[[ MATERIAL FOR THIS EXERCISE, beginning ]]
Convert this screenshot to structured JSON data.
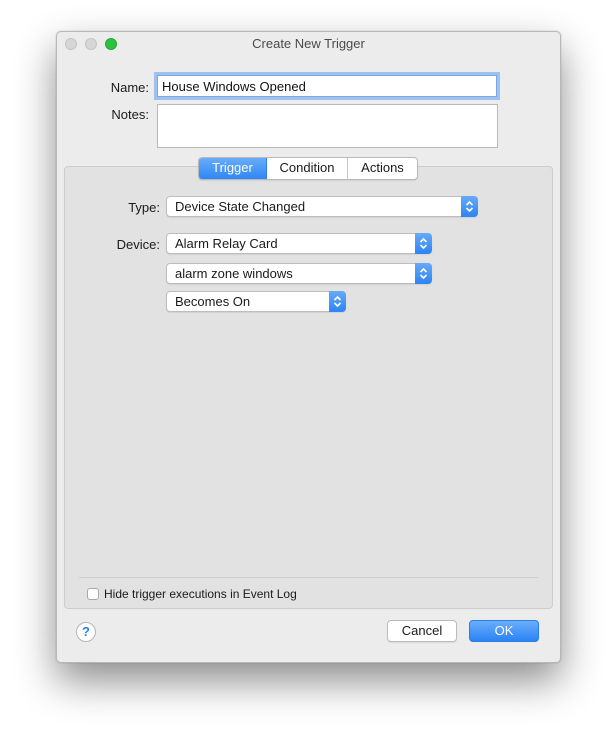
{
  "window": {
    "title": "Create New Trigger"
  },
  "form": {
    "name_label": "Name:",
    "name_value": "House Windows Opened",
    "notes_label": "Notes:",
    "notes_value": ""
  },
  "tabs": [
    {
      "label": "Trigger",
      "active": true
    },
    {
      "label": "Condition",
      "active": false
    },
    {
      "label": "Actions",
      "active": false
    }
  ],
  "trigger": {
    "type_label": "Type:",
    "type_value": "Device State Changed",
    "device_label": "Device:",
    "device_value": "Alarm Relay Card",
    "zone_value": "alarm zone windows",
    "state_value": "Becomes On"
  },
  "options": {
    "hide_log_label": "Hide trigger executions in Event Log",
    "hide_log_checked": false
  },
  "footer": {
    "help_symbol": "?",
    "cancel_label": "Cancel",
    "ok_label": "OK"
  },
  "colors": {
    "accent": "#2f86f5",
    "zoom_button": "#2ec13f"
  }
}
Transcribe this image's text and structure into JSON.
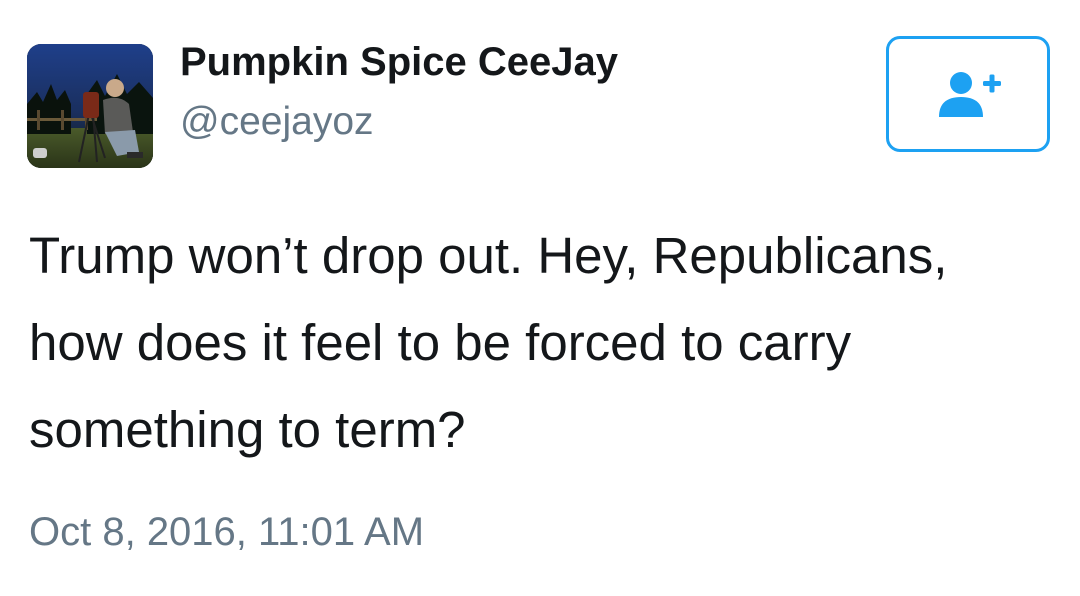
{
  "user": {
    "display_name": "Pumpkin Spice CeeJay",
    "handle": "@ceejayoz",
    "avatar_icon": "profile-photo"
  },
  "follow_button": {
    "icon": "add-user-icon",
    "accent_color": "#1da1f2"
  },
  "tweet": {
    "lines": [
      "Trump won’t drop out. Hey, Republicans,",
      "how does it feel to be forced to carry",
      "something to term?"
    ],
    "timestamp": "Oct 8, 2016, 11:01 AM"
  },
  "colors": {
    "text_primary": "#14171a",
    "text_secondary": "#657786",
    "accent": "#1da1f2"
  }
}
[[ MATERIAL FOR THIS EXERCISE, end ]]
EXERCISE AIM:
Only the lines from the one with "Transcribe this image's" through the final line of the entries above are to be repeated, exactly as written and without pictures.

RESULT FOR THIS TASK:
Transcribe this image's text and structure into JSON.
{
  "user": {
    "display_name": "Pumpkin Spice CeeJay",
    "handle": "@ceejayoz",
    "avatar_icon": "profile-photo"
  },
  "follow_button": {
    "icon": "add-user-icon",
    "accent_color": "#1da1f2"
  },
  "tweet": {
    "lines": [
      "Trump won’t drop out. Hey, Republicans,",
      "how does it feel to be forced to carry",
      "something to term?"
    ],
    "timestamp": "Oct 8, 2016, 11:01 AM"
  },
  "colors": {
    "text_primary": "#14171a",
    "text_secondary": "#657786",
    "accent": "#1da1f2"
  }
}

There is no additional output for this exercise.